Posted on: 28 October 2016
A 'Tab' (Tactical Advance into Battle) is a style of military training that requires men and women of the Australian Defence Force (ADF) to both walk and run whilst carrying a weighted rucksack, and often a rifle. This type of training, whilst fantastic for strength and cardiovascular fitness, can really take a toll on the body because of the demanding off-balanced loads that are carried over difficult terrain. Because of this, it's not uncommon for muscle imbalances to form, particularly in the lumbar region of the back and legs resulting in muscles that become tense and sore.

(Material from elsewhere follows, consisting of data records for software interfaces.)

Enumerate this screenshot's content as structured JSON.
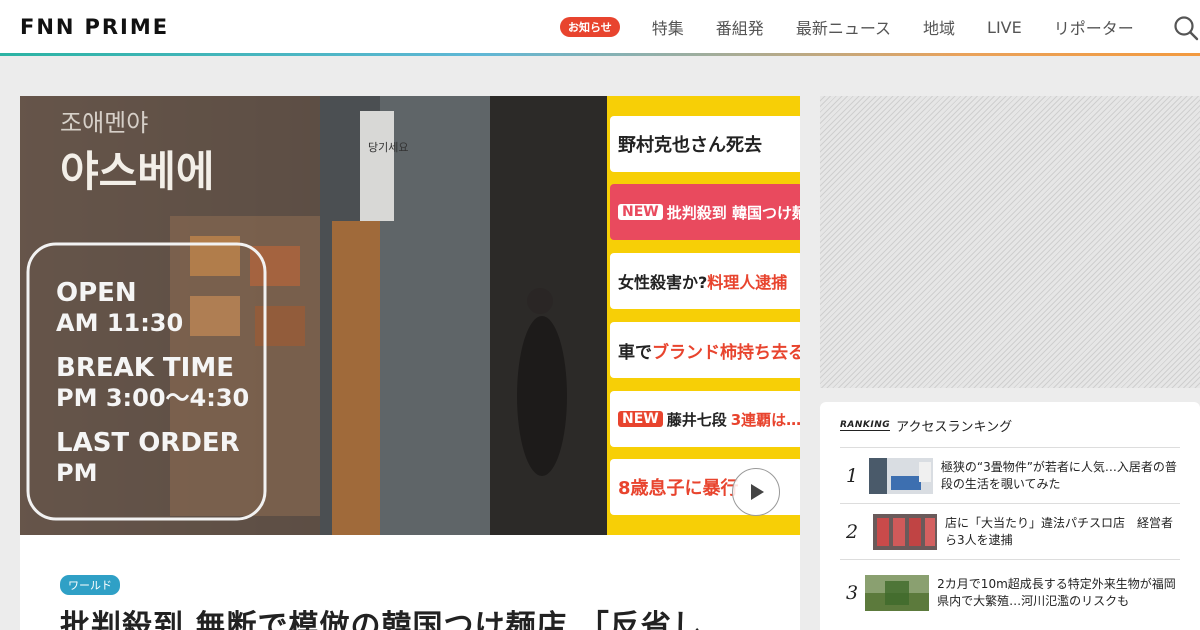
{
  "header": {
    "logo_fnn": "FNN",
    "logo_prime": "PRIME",
    "badge": "お知らせ",
    "nav": [
      "特集",
      "番組発",
      "最新ニュース",
      "地域",
      "LIVE",
      "リポーター"
    ]
  },
  "hero": {
    "sign_korean_top": "조애멘야",
    "sign_korean_name": "야스베에",
    "door_plate": "당기세요",
    "hours": [
      "OPEN",
      "AM 11:30",
      "BREAK TIME",
      "PM 3:00～4:30",
      "LAST ORDER",
      "PM"
    ],
    "ticker": [
      {
        "new": "",
        "text": "野村克也さん死去",
        "highlight": ""
      },
      {
        "new": "NEW",
        "text": "批判殺到 韓国つけ麺店",
        "highlight": ""
      },
      {
        "new": "",
        "text": "女性殺害か?",
        "highlight": "料理人逮捕"
      },
      {
        "new": "",
        "text": "車で",
        "highlight": "ブランド柿持ち去る"
      },
      {
        "new": "NEW",
        "text": "藤井七段",
        "highlight": "3連覇は…"
      },
      {
        "new": "",
        "text": "",
        "highlight": "8歳息子に暴行"
      }
    ]
  },
  "article": {
    "category": "ワールド",
    "headline": "批判殺到 無断で模倣の韓国つけ麺店 「反省し"
  },
  "ranking": {
    "tag": "RANKING",
    "title": "アクセスランキング",
    "items": [
      {
        "rank": "1",
        "text": "極狭の“3畳物件”が若者に人気…入居者の普段の生活を覗いてみた"
      },
      {
        "rank": "2",
        "text": "店に「大当たり」違法パチスロ店　経営者ら3人を逮捕"
      },
      {
        "rank": "3",
        "text": "2カ月で10m超成長する特定外来生物が福岡県内で大繁殖…河川氾濫のリスクも"
      }
    ]
  },
  "colors": {
    "accent_red": "#e8442e",
    "ticker_yellow": "#f7cf06",
    "category_blue": "#2fa0c6"
  },
  "icons": [
    "search-icon",
    "play-icon"
  ]
}
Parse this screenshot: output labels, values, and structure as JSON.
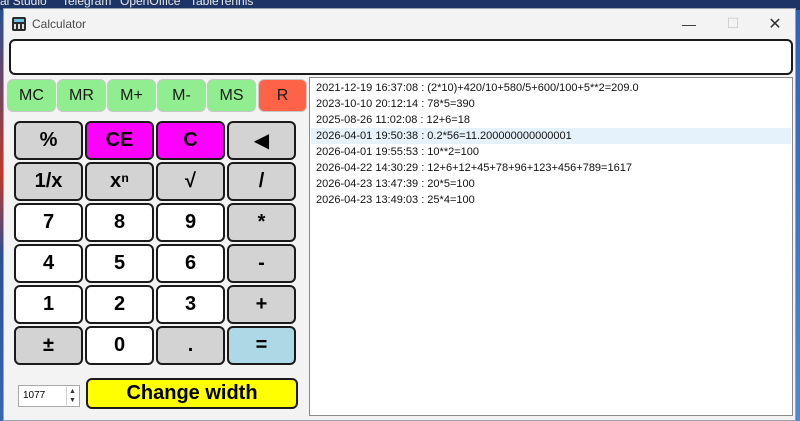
{
  "desktop": {
    "taskbar_labels": [
      "al Studio",
      "Telegram",
      "OpenOffice",
      "TableTennis"
    ]
  },
  "window": {
    "title": "Calculator",
    "min_glyph": "—",
    "max_glyph": "☐",
    "close_glyph": "✕"
  },
  "display": {
    "value": ""
  },
  "memory": [
    "MC",
    "MR",
    "M+",
    "M-",
    "MS",
    "R"
  ],
  "keypad": [
    [
      "%",
      "CE",
      "C",
      "◀"
    ],
    [
      "1/x",
      "xⁿ",
      "√",
      "/"
    ],
    [
      "7",
      "8",
      "9",
      "*"
    ],
    [
      "4",
      "5",
      "6",
      "-"
    ],
    [
      "1",
      "2",
      "3",
      "+"
    ],
    [
      "±",
      "0",
      ".",
      "="
    ]
  ],
  "width_control": {
    "value": "1077",
    "up": "▲",
    "down": "▼",
    "button_label": "Change width"
  },
  "history": [
    "2021-12-19 16:37:08 : (2*10)+420/10+580/5+600/100+5**2=209.0",
    "2023-10-10 20:12:14 : 78*5=390",
    "2025-08-26 11:02:08 : 12+6=18",
    "2026-04-01 19:50:38 : 0.2*56=11.200000000000001",
    "2026-04-01 19:55:53 : 10**2=100",
    "2026-04-22 14:30:29 : 12+6+12+45+78+96+123+456+789=1617",
    "2026-04-23 13:47:39 : 20*5=100",
    "2026-04-23 13:49:03 : 25*4=100"
  ],
  "history_selected_index": 3,
  "colors": {
    "memory_button": "#90ee90",
    "reset_button": "#ff6347",
    "key_default": "#d3d3d3",
    "key_clear": "#ff00ff",
    "key_digit": "#ffffff",
    "key_equals": "#add8e6",
    "change_width_button": "#ffff00"
  }
}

As part of your recovery after a 'Tab', there are a number of things you can do to relieve tension and loosen tight knots causing pain and discomfort. If you have access to a physiotherapist then you should opt for remedial massage. This is a type of massage that manipulates deep muscle tissues with quick hard strokes that increases blood flow to the muscle to encourage the flow of oxygen and nutrients and breaks down tension and underlying scar tissue to aid recovery. Most military establishments should have an on-site physiotherapist who will be able to offer this type of treatment.

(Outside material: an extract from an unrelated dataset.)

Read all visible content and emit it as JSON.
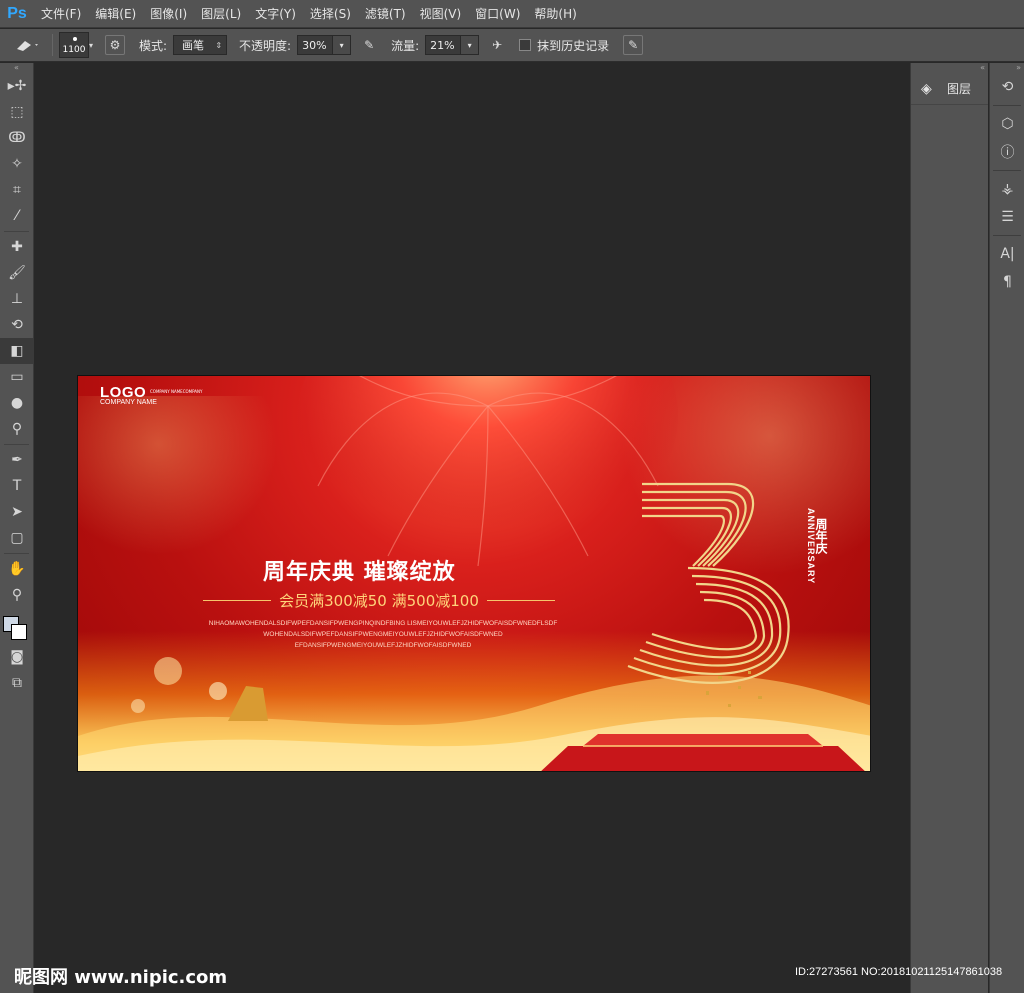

If you don't have the time or access to a physiotherapist or perhaps you want something that's similar to a remedial massage that you can do at home, then you're in luck. Myofascial release, more commonly known as foam rolling, replicates a deep massage without the need for a second party and is both quick, convenient and space saving. A foam roller is a cylindrical tube that is usually about as wide as the average torso, made of foam that is either completely smooth or covered in small 'teeth'. The density of the foam can differ between models allowing for harder and softer massages, whilst the variety of textured surfaces provide differing levels of concentrated massage.
Most gyms nowadays will have a foam roller or two that you can use and they are great piece of kit. For military training where the legs are under constant strain they are great for reducing the risk of tight hamstrings which can lead to lower back pain, and for loosening the IT band which runs down the outside of the leg over the side of the knee. This is well-known for becoming tight with too much running on uneven surfaces, and as such can cause acute knee pain and patella pain.Share